Recently, a prominent member of the fathers' rights community began posting articles to the Internet arguing that men are physically, mentally and morally superior to women. On college campuses, male students are now discussing ways to use Title IX to "kick feminism off" their college campuses. And recently, when an ABC TV affiliate produced a show on "deadbeat dads" that was to feature a female fathers' rights lobbyist, an executive of Dads Against Discrimination (DADS), one of the largest fathers' rights organizations in the country, "strongly objected," and persuaded them to replace her with a man who, though far less capable of debating the issues, was preferable solely because he was a man.
The cycle of sexism has come full circle. The misogyny of the fifties and sixties led to the androphobia of today, which in turn will produce an efflorescence of anti-female sentiments tomorrow. Is this backlash inevitable? Is there no way to stop the cycle and find some happy middle ground?
Ending the Cycle
We can end the cycle, but neither men nor women can do it alone -- we must work together.
In Male and Female: The Classic Study of the Sexes, Margaret Mead asserted that once we have identified and analyzed this cycle, "it should be possible to create a climate of opinion in which others, a little less the product of the dark past because they have been reared with a light in the hand that can shine backwards as well as forwards, may in turn take the next step." It is up to us to take that next step. Women must oppose anti-male sexism just as vigorously as we expect men to oppose anti-female sexism.

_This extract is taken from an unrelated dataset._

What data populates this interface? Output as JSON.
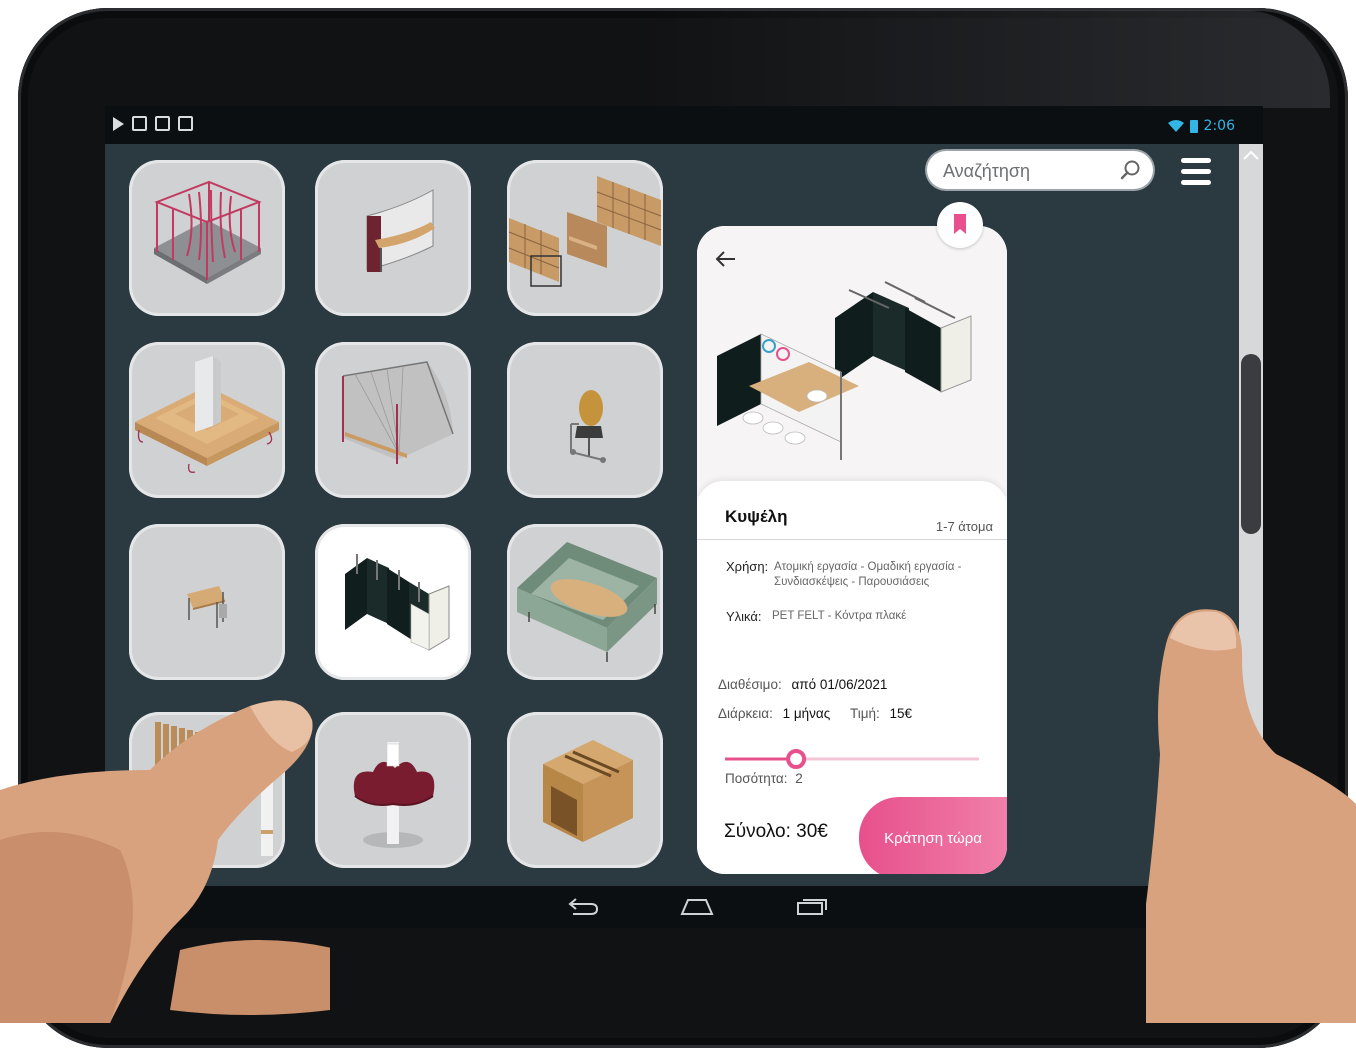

To the courageous feminists who brought modern sexism to our attention, we owe gratitude and respect. They opened our eyes. But their wise words have drowned beneath a deluge of strident voices all clamoring to be heard, all shrilling one message -- men are to blame and must make restitution for all the misfortunes all women have ever suffered.
Where we heard voices of reason, now we hear only rage and fear as feminist extremists work not to break the cycle of sexism, but to reverse it. This is not what the pioneers of feminism sought. They were less interested in castigating men than in inspiring women to, as Lucretia Mott put it, "be acknowledged...moral, responsible" beings with full civil and political rights. In a nation where women are increasingly afforded the right to fill combat positions in the military while men are denied the right to refuse combat positions, and women, but not men, have the legal right to refuse to become a parent, realization of the feminists' original goals is a historical fact the extremists refuse to acknowledge.
Perhaps this is because few men have participated as men. Those who gained entrance to the cause were male feminists, who, like Ashley Montagu, author of The Natural Superiority of Women, found refuge and feminine approval in the aggrandizement of women and the denigration of men, rather than in advocating a policy of same rights, same responsibilities.
We need neither the conciliatory voices of male feminists, nor the extremists' recriminations, but the strength and integrity of women and men working together to dismantle all the sexist barriers without blame if we are to create a more complete humanity and a finer state of being.
Rod Van Mechelen
Rod Van Mechelen is the author of What Everyone Should Know about Feminist Issues: The Male-Positive Perspective (the page now includes several articles by other authors), and the publisher of The Backlash! @ Backlash.com. He is a member of the Cowlitz Indian Tribe and served from 2002 to 2012 on the Cowlitz Indian Tribal Council.